Print all records exactly, pictures left out.

(Data extracted from a collection)
--- START ---
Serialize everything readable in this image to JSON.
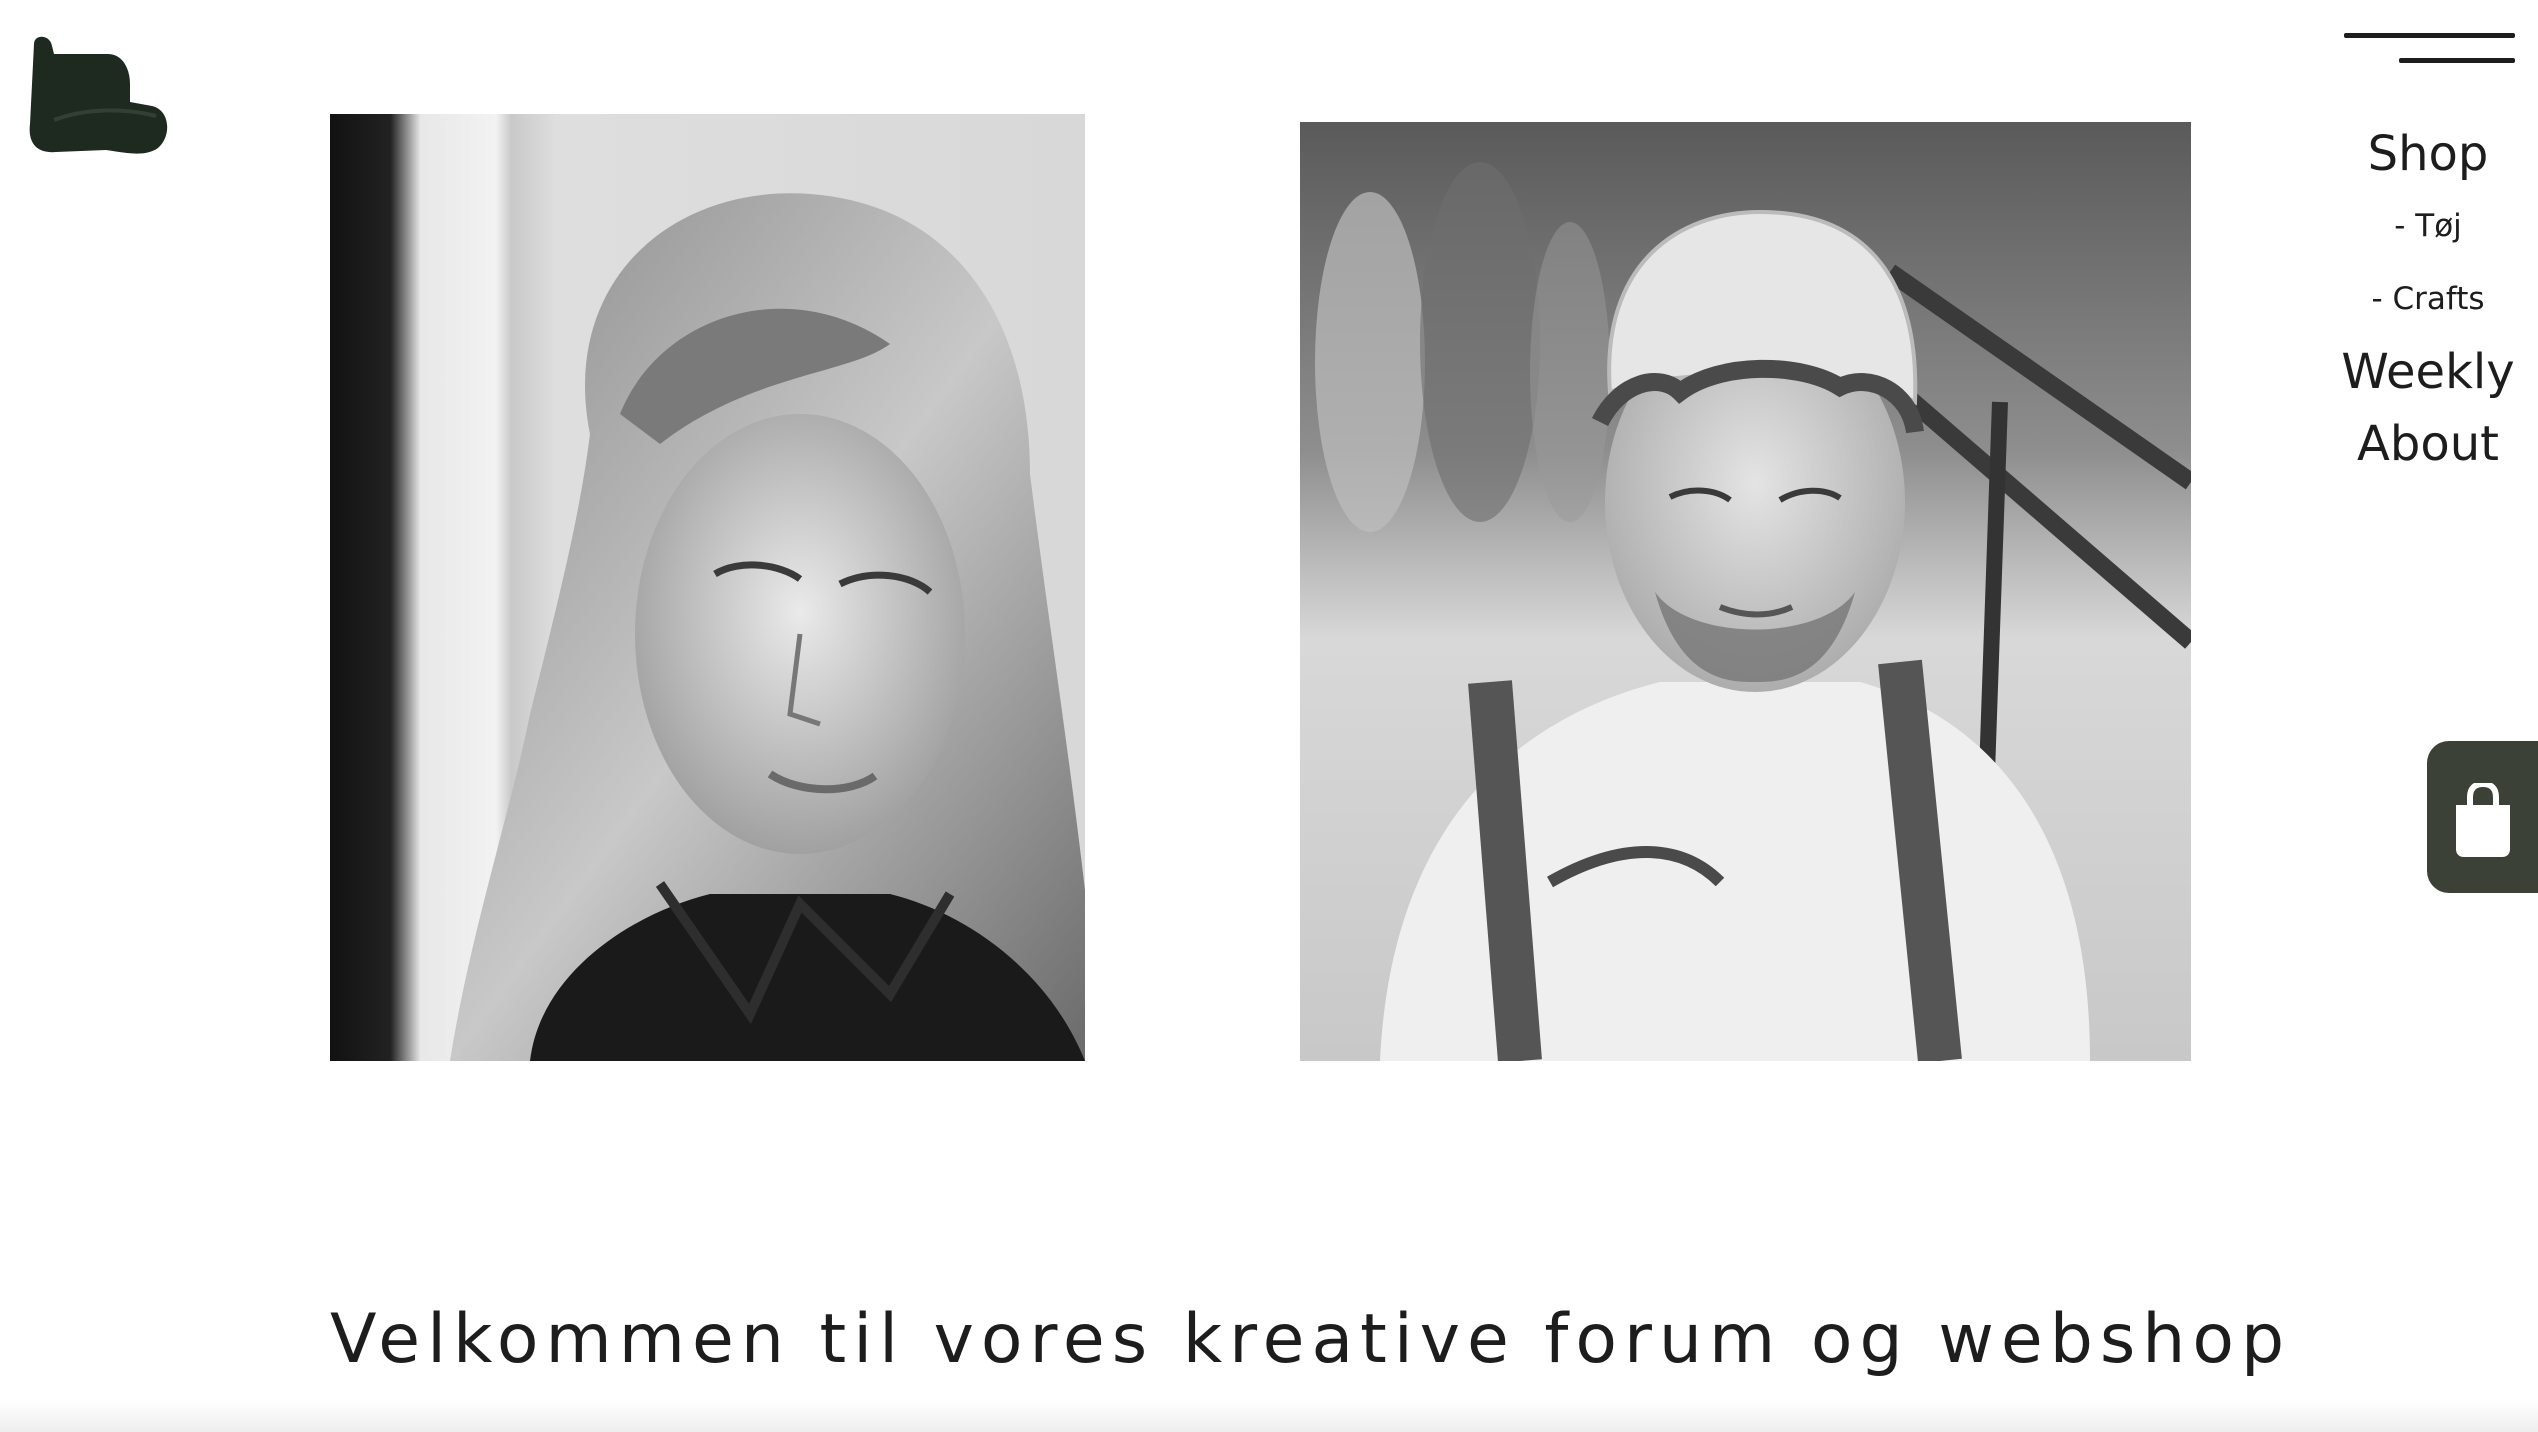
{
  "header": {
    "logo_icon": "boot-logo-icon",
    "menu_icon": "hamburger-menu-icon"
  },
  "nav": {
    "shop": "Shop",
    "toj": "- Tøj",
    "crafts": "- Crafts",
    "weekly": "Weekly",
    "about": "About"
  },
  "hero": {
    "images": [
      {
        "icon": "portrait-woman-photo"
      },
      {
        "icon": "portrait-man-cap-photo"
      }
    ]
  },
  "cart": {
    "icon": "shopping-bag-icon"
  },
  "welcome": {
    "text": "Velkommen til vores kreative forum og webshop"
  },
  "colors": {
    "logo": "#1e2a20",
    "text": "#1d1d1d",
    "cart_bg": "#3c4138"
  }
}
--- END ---
- **Reply to the task**
Serialize everything readable in this image to JSON.
{
  "header": {
    "logo_icon": "boot-logo-icon",
    "menu_icon": "hamburger-menu-icon"
  },
  "nav": {
    "shop": "Shop",
    "toj": "- Tøj",
    "crafts": "- Crafts",
    "weekly": "Weekly",
    "about": "About"
  },
  "hero": {
    "images": [
      {
        "icon": "portrait-woman-photo"
      },
      {
        "icon": "portrait-man-cap-photo"
      }
    ]
  },
  "cart": {
    "icon": "shopping-bag-icon"
  },
  "welcome": {
    "text": "Velkommen til vores kreative forum og webshop"
  },
  "colors": {
    "logo": "#1e2a20",
    "text": "#1d1d1d",
    "cart_bg": "#3c4138"
  }
}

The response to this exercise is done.